One of the reasons I love movies and going to the cinema is that films can provoke within us the full range of human emotions.
Films can entertain us, make us laugh, make us cry, even terrify us (sometimes for the wrong reasons). Documentaries can help us learn about the world in which we live and romantic comedies can help fan the flames of romance and make us fall in love.
Every now and again though, and sometimes quite unexpectedly, we find a movie that we can connect with on a personal level. Watching it, you feel as if the director has taken aspects from your own life and put them up on screen for everyone to see. For me, LIBERAL ARTS is one such film.
LIBERAL ARTS tells the story of 35-year-old college admissions advisor Jesse Fisher (Josh Radnor), who returns to his alma mater for a former professor’s retirement dinner.
Jesse is stuck in a rut. Unhappy and unfulfilled in his job, and recently dumped by his girlfriend, he spends most of his time in the company of a good book. Revisiting his old university, encounters with his two favourite professors (wonderfully played by Richard Jenkins and Allison Janney) threaten to shatter the romantic facade that he had constructed of his time there. However, he develops a friendship with a 19-year-old sophomore called Zibby (Elizabeth Olsen), who shows him the opportunities and connections that can be created by saying ‘yes’ to life.
Following on from HAPPYTHANKYOUMOREPLEASE, this is How I Met Your Mother star Josh Radnor’s second film as writer-director-actor. It certainly fits the mold of a quirky US indie comedy (coming-of-age story, people doing achingly hip retro things like sending handwritten letters, eccentric minor characters, etc) but Radnor’s script has an abundance of charm and a healthy mix of humour and pathos, and perfectly captures the awkwardness and conflict Jesse feels as his romance with Zibby blossoms.
LIBERAL ARTS has much in common with the 2004 film GARDEN STATE. Both films spoke to a generation. GARDEN STATE was aimed at those in their mid-twenties and LIBERAL ARTS speaks to the same people who are now in their mid-thirties. Both films were written and directed by people best known for their television work (Zach Braff made his name in Scrubs). The central plot of both films features a disillusioned man returning to a place in his past and finding a new lease of life and inspiration through a relationship with a younger woman.
Watching the film, it is easy to see why Jesse would fall for the charms of Zibby. She is smart, pretty, funny, knowledgeable about the arts and mature beyond her years, and shares many of the same interests as Jesse. At one point Jesse asks her if she is advanced or if he is just stunted.
The issue of their 16-year age gap only comes up when the possibility of a romantic encounter occurs.
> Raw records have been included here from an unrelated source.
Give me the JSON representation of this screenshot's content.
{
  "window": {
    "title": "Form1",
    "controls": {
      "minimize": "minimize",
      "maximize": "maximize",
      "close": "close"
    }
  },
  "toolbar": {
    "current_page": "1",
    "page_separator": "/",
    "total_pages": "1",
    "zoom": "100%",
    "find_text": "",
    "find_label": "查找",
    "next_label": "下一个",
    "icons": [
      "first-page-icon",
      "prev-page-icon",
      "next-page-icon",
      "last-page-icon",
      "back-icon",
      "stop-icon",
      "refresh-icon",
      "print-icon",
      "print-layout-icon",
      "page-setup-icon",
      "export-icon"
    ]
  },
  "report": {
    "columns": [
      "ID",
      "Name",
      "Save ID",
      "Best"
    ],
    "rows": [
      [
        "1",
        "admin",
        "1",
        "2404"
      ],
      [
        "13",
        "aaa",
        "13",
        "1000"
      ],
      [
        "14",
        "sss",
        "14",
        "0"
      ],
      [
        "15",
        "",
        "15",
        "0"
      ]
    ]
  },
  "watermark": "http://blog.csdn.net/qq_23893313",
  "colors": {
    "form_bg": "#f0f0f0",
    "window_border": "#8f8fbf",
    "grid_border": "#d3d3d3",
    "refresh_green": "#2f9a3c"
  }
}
This leads to a funny scene (that will feel familiar to many) where Jesse works out how old Zibby would have been when he was 19, 16, etc, then tries to justify the attraction by working out what the difference would be when he is 76.
The central relationship between the two characters works because of the wonderful performance by Elizabeth Olsen. She lights up the screen with her presence and builds on the excellent work she did in MARTHA MARCY MAY MARLENE whilst showcasing a different side to her as an actress.
In person at the Q&A that followed a preview, Miss Olsen proved to be just as witty, charming and mature as her onscreen character and cast a spell over me (and everyone else in the audience at The Gate no doubt) as easily as she did over Jesse in the film.
Watching LIBERAL ARTS, I could see a lot of myself in the character of Jesse and could therefore identify and empathise with him. Like Jesse, I am in my mid-thirties and developed my passion for the arts when I was at University. I had always been a fan of movies ever since I was taken to a galaxy far, far away a long time ago, but it wasn’t until I took a film studies course that I began to learn about the language of cinema, which helped to develop my appreciation for the medium. Courses in classic American and European cinema expanded my cinematic knowledge beyond what was showing at the local multiplex, and led me to The Belmont Picturehouse, where I would spend many happy years as a customer and then as manager.
Appreciation of the arts is an incredibly subjective thing, and anyone who has ever had an argument with someone over a film, album or book will find something to relate to in a scene where Jesse chastises Zibby for being a fan of an unnamed series of vampire novels.
She argues that he is being a snob and brings up some valid points concerning criticism: people will often use hyperbole to exaggerate the merits of particular works of art, argue over the balance, and value, of critical and commercial popularity, and criticise works without knowing them firsthand. (I actually watched the Keith Lemon movie recently so I can feel justified in calling it the worst film I have ever seen in a cinema.)
So, as you might have gathered, for both personal and professional reasons, LIBERAL ARTS has emerged as one of my favourite films of the year. Am I correct in my appraisal? Well, I’m happy to have a civilised adult discussion with you about it, but only after you have watched it for yourself… which you can do at all good Picturehouse Cinemas from Friday 5 October.